c) The fact that the Testator died within a period of 15 days from the date of the execution of the Will, casts a doubt on the thinking capacity and the physical and mental faculties of the Testator. Thus, it is not proved that the signature of the Testator was such that it was intended thereby to give effect to the writing of the Will. Hence, the requirement of Section 63 (b) of the Indian Succession Act 1925 is not fulfilled.
d) Further, the fonts of the recital of the Will and the Testator’s signature did not match. Hence, it is doubtful if the Testator himself wrote and signed the Will. In the event that the Will was written by a third party, there is no evidence as to whom the Testator gave instructions to, to write his Will. The scribe has also not been examined.
e) Moreover, as required by Section 68 of the Evidence Act 1872, one of the Witnesses who is alive was examined by the Trial Court. As per the Witness, there was no date written on the top of the Will. This aspect also casts a doubt as to whether the Will was executed by the Testator during his lifetime.
f) Also, as per the Witness, the Testator’s Son, who was a practicing Advocate, was unaware about the execution of the Will by his Father. It is unnatural that the father would not have disclosed to his only son about the bequest of the property, (particularly when the son was a practicing advocate) and had also not taken his son’s assistance in the drafting as well as execution of the will.
Thus, based on the aforesaid grounds, the Supreme Court held that the Plaintiffs have not been able to prove the validity of the Will and remove the suspicious circumstances surrounding the execution of the Will by producing cogent evidence. Therefore, the Will has been declared to be a concocted and invalid document, so, the Letters of Administration cannot be granted to the Plaintiffs. As a result, the Apex Court upheld the Trial Court Judgment dated 14-01-2000 and set aside the High Court Judgment dated 08-12-2008.
Testamentary Courts have by and large set aside wills when the execution of the will is surrounded by suspicious circumstances. The above case is an example. Though under the general law, the Court does not probe into the bequests made by the testator and accepts the same at face value, it generally, looks at circumstances that exist during the execution of a will. In the event that the Court feels, that there are suspicious circumstances, a will is declared null and void. The beneficiaries of the void will are then put on the same footing as the other beneficiaries and the division of the testator’s assets is done as per the law.
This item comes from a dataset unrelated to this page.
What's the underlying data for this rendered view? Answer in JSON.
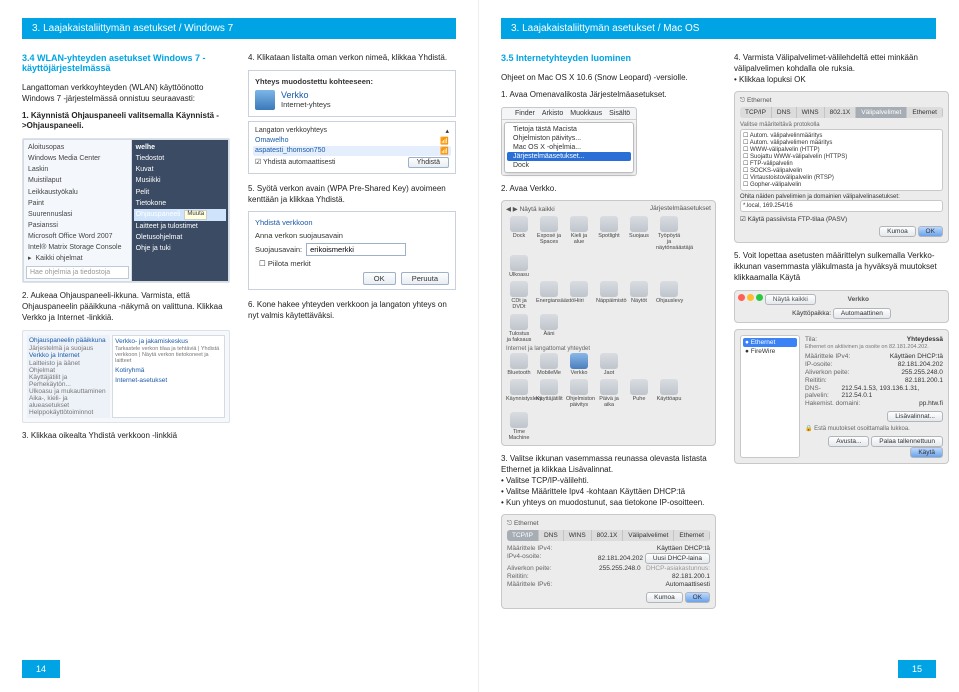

The Indian Lawyer
Sushila Ram Varma
Chief Consultant and Editor
The Indian Lawyer